BEGIN
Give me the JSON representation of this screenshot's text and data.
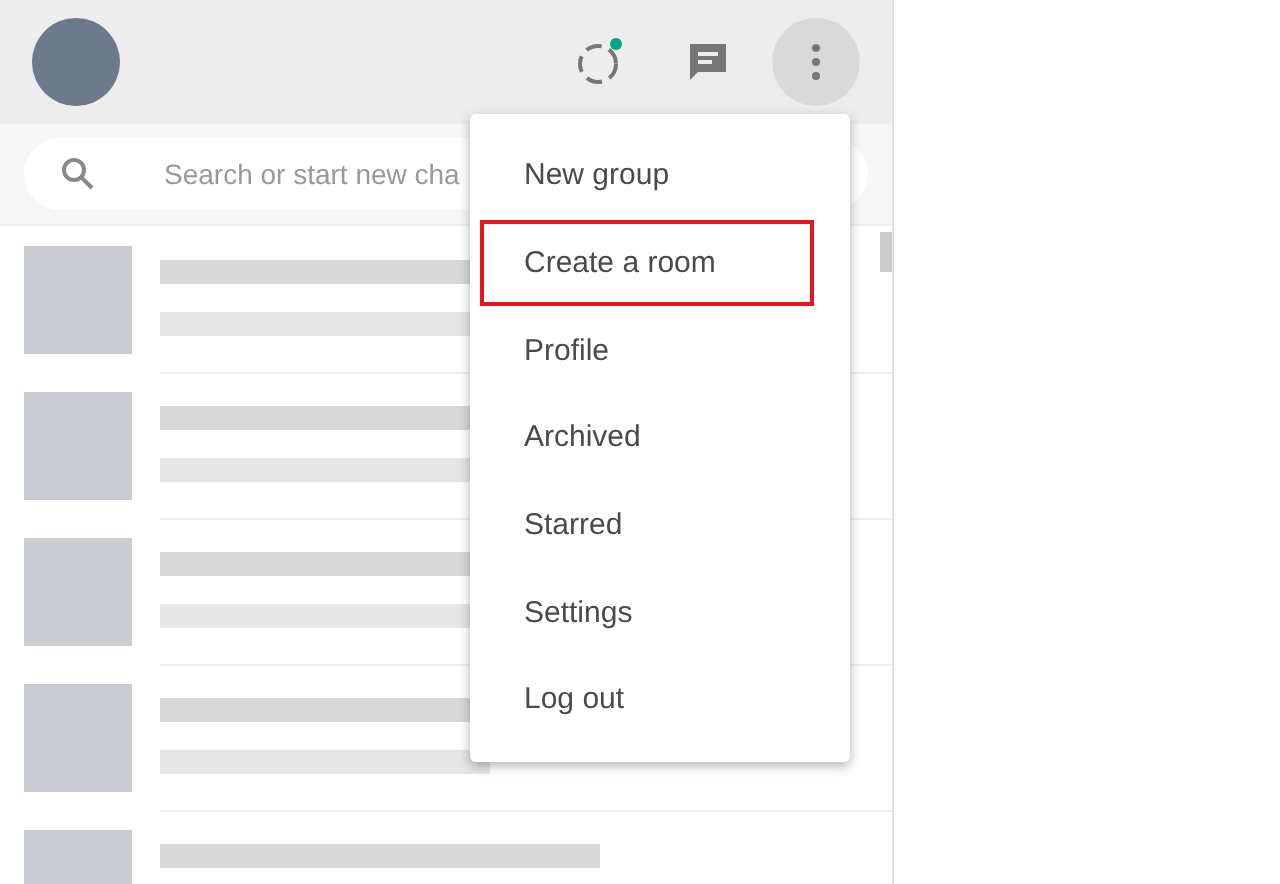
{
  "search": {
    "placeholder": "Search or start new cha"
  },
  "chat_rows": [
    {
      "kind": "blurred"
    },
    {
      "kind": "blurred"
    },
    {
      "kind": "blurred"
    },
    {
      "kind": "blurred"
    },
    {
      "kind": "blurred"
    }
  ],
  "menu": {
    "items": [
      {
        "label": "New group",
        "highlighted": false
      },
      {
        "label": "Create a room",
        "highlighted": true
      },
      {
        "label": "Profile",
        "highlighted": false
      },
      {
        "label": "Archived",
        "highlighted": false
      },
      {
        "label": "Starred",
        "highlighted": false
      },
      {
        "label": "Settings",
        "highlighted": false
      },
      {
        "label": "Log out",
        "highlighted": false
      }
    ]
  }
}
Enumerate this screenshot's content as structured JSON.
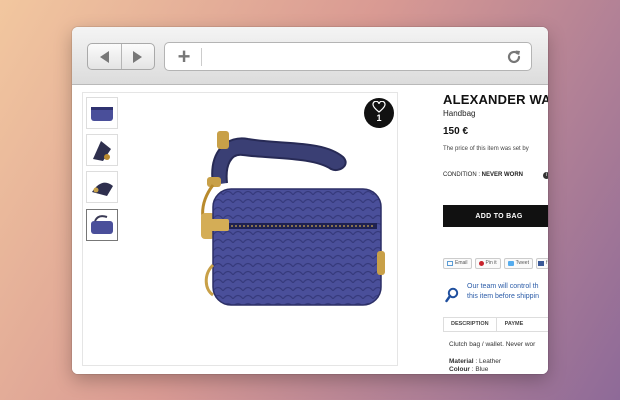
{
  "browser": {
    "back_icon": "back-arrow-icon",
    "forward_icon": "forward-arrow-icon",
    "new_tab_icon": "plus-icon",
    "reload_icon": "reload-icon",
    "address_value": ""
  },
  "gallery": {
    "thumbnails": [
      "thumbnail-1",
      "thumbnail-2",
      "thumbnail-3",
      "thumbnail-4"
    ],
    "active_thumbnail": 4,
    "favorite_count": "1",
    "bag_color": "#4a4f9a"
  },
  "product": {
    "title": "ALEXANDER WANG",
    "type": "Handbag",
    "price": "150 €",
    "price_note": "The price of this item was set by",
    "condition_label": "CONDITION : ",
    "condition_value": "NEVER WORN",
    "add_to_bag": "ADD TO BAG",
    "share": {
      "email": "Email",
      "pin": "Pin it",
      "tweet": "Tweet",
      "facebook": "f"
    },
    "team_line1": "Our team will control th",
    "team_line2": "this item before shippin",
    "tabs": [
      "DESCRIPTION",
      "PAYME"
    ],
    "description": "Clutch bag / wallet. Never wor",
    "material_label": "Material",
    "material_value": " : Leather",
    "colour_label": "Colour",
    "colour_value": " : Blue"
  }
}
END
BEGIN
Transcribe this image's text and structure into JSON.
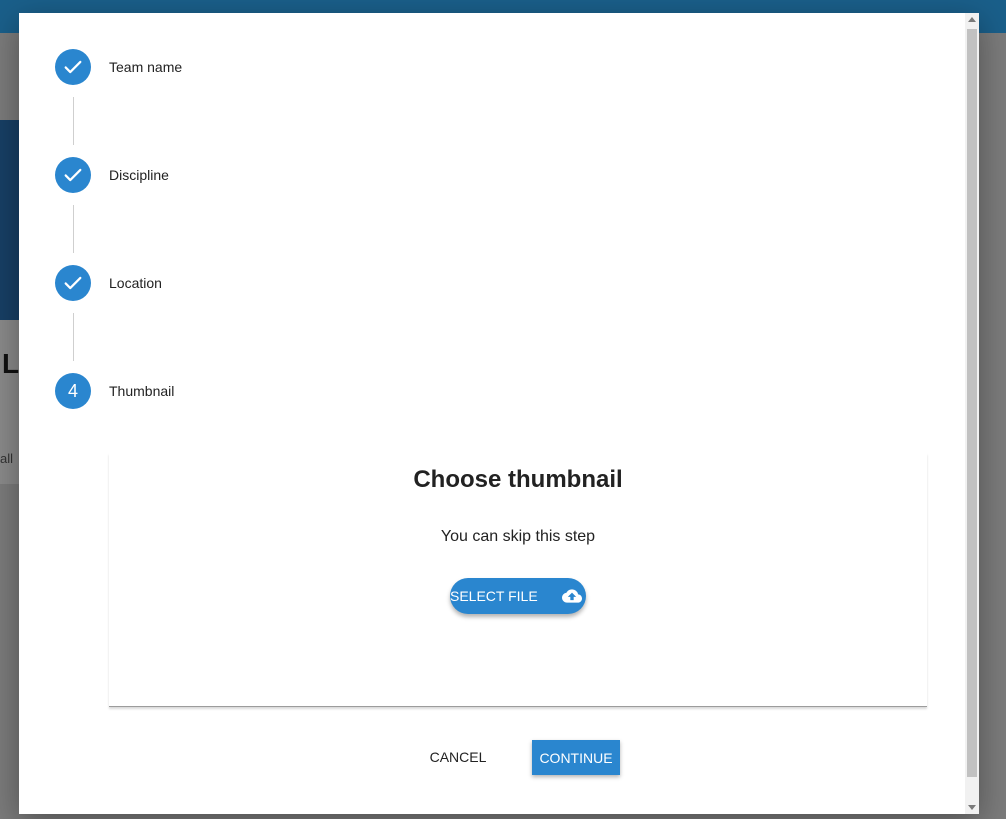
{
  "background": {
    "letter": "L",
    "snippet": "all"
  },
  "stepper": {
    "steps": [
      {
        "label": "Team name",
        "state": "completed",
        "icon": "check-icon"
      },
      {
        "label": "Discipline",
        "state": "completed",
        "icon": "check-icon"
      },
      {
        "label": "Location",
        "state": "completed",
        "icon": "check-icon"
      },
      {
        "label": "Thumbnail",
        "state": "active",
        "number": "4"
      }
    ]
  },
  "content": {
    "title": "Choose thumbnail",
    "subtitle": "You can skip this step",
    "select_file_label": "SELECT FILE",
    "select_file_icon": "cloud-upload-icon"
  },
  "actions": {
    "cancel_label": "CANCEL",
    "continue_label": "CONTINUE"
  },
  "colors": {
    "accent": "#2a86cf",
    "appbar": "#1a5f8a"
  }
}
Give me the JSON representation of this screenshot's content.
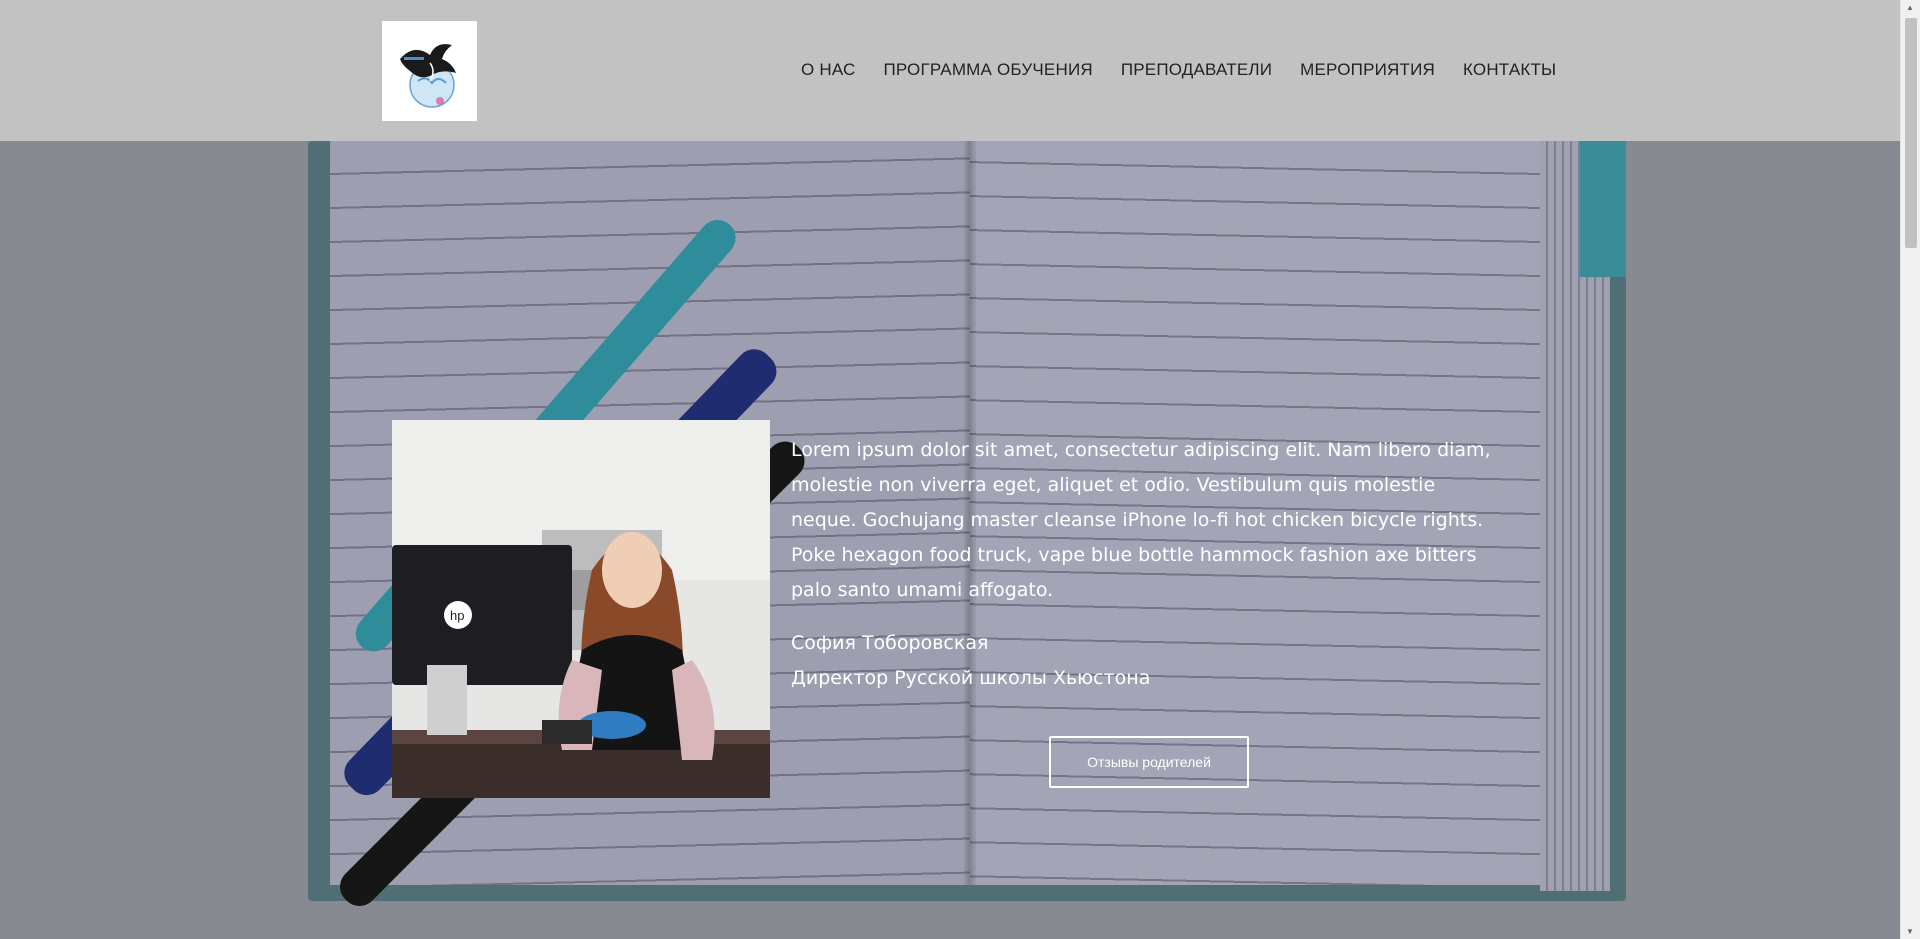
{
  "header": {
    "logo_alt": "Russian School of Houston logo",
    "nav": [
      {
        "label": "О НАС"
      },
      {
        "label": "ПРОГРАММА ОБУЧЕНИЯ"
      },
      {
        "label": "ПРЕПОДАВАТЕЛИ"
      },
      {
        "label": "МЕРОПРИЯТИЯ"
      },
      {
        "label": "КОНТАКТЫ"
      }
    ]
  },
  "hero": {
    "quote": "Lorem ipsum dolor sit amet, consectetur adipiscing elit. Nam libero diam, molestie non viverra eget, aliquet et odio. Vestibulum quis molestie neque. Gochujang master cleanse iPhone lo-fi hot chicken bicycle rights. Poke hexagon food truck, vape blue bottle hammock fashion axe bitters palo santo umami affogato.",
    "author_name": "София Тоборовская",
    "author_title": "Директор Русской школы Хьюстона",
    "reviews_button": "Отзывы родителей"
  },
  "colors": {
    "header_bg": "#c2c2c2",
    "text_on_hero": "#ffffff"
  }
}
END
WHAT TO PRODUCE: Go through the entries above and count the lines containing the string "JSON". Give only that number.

TASK ANSWER: 4